What is being asked:
Nothing but an exact repeat of the entries below should appear in your answer.

Given entries:
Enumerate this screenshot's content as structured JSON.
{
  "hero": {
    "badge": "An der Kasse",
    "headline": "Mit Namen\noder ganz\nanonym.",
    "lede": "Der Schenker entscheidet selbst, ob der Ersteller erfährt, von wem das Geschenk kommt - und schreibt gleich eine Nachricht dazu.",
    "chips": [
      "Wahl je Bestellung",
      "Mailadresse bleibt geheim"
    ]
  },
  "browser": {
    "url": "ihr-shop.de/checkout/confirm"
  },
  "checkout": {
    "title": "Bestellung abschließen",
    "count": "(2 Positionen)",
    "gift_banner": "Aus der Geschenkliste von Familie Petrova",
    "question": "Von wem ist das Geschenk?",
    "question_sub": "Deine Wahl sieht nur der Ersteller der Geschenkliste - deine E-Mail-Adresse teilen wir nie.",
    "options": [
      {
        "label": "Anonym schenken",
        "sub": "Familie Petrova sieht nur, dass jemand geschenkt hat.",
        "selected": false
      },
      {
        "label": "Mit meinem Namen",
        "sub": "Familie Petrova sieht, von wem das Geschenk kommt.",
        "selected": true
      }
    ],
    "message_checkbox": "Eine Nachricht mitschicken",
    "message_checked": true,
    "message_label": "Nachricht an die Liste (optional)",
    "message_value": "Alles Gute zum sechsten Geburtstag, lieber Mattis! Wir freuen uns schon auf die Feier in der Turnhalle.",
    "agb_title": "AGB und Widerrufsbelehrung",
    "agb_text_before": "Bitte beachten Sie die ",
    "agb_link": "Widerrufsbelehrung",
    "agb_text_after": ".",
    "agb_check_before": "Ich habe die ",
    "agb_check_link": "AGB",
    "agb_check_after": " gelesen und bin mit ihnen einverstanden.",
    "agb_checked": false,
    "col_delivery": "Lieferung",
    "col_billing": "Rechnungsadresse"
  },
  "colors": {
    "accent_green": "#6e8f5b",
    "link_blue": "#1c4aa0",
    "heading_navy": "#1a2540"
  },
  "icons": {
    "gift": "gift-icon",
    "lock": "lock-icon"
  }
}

Answer:
Enumerate this screenshot's content as structured JSON.
{
  "hero": {
    "badge": "An der Kasse",
    "headline": "Mit Namen\noder ganz\nanonym.",
    "lede": "Der Schenker entscheidet selbst, ob der Ersteller erfährt, von wem das Geschenk kommt - und schreibt gleich eine Nachricht dazu.",
    "chips": [
      "Wahl je Bestellung",
      "Mailadresse bleibt geheim"
    ]
  },
  "browser": {
    "url": "ihr-shop.de/checkout/confirm"
  },
  "checkout": {
    "title": "Bestellung abschließen",
    "count": "(2 Positionen)",
    "gift_banner": "Aus der Geschenkliste von Familie Petrova",
    "question": "Von wem ist das Geschenk?",
    "question_sub": "Deine Wahl sieht nur der Ersteller der Geschenkliste - deine E-Mail-Adresse teilen wir nie.",
    "options": [
      {
        "label": "Anonym schenken",
        "sub": "Familie Petrova sieht nur, dass jemand geschenkt hat.",
        "selected": false
      },
      {
        "label": "Mit meinem Namen",
        "sub": "Familie Petrova sieht, von wem das Geschenk kommt.",
        "selected": true
      }
    ],
    "message_checkbox": "Eine Nachricht mitschicken",
    "message_checked": true,
    "message_label": "Nachricht an die Liste (optional)",
    "message_value": "Alles Gute zum sechsten Geburtstag, lieber Mattis! Wir freuen uns schon auf die Feier in der Turnhalle.",
    "agb_title": "AGB und Widerrufsbelehrung",
    "agb_text_before": "Bitte beachten Sie die ",
    "agb_link": "Widerrufsbelehrung",
    "agb_text_after": ".",
    "agb_check_before": "Ich habe die ",
    "agb_check_link": "AGB",
    "agb_check_after": " gelesen und bin mit ihnen einverstanden.",
    "agb_checked": false,
    "col_delivery": "Lieferung",
    "col_billing": "Rechnungsadresse"
  },
  "colors": {
    "accent_green": "#6e8f5b",
    "link_blue": "#1c4aa0",
    "heading_navy": "#1a2540"
  },
  "icons": {
    "gift": "gift-icon",
    "lock": "lock-icon"
  }
}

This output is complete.